Everyone wants this not only to work, but to work in a hurry. That, however, is not how rebuilds work in the NHL, even after securing the second-overall selection in the entry draft and signing a free-agent talent as elite as Artemi Panarin.
There are no shortcuts to success. That is something for us all to remember, but perhaps most importantly the players in the Rangers room. For taking shortcuts on the ice leads to a losing streak in which the team is outscored by an aggregate 17-5 over three games plus almost 35 minutes of the fourth.
Shortcuts lead to a second period such as Sunday’s in which the Blueshirts were out-attempted 30-9 at even strength by the Canucks. And to a reckoning during the intermission.
“We came in and got yelled at and yelled at each other a little bit,” said Ryan Strome, who was on top of his game throughout an earned 18:42. “We were getting beaten all over the ice. The defense wasn’t getting the puck up to the forwards, the forwards weren’t back-checking and helping the defense. You could point to every single guy in the room.”
Other, that is, than Henrik Lundqvist, who kept the score at 3-0 after making a bevy of saves on odd-man rushes, when, as David Quinn said, “It could have been 6-0 or more.”
But the Rangers were, to use the vernacular first employed last week by Quinn, cheating again, looking for the easy ways out. Pavel Buchnevich was benched and demoted down the depth chart after a pair of failed attempts to exit the zone through the middle created a scenario in which the Blueshirts were pinned and forced to take a penalty on which Vancouver capitalized to score a Bo Horvat power-play goal at 6:01 of the first period for a 1-0 lead.
One-nothing became 3-0 by the end of the period, Brock Boeser scoring at five-on-five at 13:34 following blunders by Brendan Smith and Marc Staal, and Jay Beagle getting the next one shorthanded at 16:53 after racing up the right side unopposed from deep in his zone.
“I think we got some poor bounces that allowed [the Canucks] to create offensive opportunities out of nothing, but the one thing you can always control is your work ethic and compete level in the battles and ours wasn’t good enough,” Brendan Lemieux said. “I think as the game went on, we found our legs and applied that work ethic.
“This group wants to win. The way we played in the third period is the formula we need to follow.”

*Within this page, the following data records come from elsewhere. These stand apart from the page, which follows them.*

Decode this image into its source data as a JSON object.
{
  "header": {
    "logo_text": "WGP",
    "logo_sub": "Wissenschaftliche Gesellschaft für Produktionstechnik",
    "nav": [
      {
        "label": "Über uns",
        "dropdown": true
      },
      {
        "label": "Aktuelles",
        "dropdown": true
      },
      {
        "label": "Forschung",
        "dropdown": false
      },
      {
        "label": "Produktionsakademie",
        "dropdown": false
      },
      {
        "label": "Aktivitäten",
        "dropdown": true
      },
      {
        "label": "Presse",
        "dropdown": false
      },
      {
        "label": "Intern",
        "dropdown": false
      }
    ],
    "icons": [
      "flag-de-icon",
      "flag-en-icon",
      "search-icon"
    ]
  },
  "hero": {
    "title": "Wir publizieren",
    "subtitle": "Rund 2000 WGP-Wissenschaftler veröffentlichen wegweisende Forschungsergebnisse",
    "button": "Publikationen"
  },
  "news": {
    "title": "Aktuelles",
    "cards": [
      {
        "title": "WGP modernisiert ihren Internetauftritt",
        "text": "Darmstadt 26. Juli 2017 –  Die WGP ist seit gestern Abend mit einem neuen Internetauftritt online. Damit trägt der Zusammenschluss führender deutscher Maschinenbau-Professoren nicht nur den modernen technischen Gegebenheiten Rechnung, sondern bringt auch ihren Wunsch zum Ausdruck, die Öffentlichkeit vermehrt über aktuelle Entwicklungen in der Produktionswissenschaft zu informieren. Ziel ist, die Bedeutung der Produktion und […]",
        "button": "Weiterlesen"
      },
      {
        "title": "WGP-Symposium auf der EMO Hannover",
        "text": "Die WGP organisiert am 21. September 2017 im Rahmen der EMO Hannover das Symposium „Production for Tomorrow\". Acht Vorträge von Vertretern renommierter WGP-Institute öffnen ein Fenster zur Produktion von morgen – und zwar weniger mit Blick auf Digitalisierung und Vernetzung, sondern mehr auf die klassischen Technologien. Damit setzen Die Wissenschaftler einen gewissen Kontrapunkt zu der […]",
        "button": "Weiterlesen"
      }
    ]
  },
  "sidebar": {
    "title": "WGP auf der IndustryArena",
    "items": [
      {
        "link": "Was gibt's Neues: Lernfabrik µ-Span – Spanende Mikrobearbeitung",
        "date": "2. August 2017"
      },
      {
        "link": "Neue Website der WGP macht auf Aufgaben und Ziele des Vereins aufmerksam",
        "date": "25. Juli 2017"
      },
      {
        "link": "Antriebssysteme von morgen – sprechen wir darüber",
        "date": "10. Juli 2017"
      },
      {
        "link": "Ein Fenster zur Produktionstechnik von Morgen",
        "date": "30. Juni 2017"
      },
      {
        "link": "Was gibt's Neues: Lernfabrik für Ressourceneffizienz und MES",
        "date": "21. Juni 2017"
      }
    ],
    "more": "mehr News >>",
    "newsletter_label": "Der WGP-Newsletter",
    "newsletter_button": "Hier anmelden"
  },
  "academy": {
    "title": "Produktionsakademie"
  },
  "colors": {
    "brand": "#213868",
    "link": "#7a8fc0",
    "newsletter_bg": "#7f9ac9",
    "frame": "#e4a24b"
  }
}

The Rangers played with passion. They hounded the puck. They were in the Canucks’ zone, and below the hash marks, attacking the net one shift after another and building rolling momentum that enlivened the crowd that had sounded like post-trade deadline gatherings the last two seasons.
Or, as Panarin, who scored the 3-2 goal on a right-wing snipe at 5:31 of the third, said without the need of an interpreter: “We had nothing more to lose.
“We have to play all the time the way we played in the third period,” Panarin said. “Get the puck in, win battles, go hard to the net, control the puck in the offensive zone.
“The first period, those three goals, maybe we lost our confidence.”
Yes, it is true, the Rangers have young players in important roles throughout the lineup. That does not, however, give the team license to be lazy or repeatedly make mistakes in positioning or to be outworked. That, by the way, also applies individually both here and to the young’uns playing in the AHL. This is pro hockey.
Again, though, the Rangers did respond in the third period and emphatically, even if they could only score once on 17 shots against Jacob Markstrom. Chris Kreider was strong on the right with Panarin and Mika Zibanejad. The defensemen were active and decisive.
The Strome-Jesper Fast combination that had at different times Lemieux and Buchnevich on the left, was dominant. Indeed, Strome had a glorious chance off a setup in the slot from Adam Fox with 40.1 seconds remaining in the match while Lundqvist had been pulled for the extra attacker — who, by the way, was Kaapo Kakko — but could not get the shot through.
Though they fell short, the Rangers did seem to establish a foothold for themselves that could form a foundation for the season, or at least Tuesday night when the Lightning come to town.
“We have to pay attention to details and take care of our business one shift at a time,” Strome said. “We did that in the third period. That’s the template.”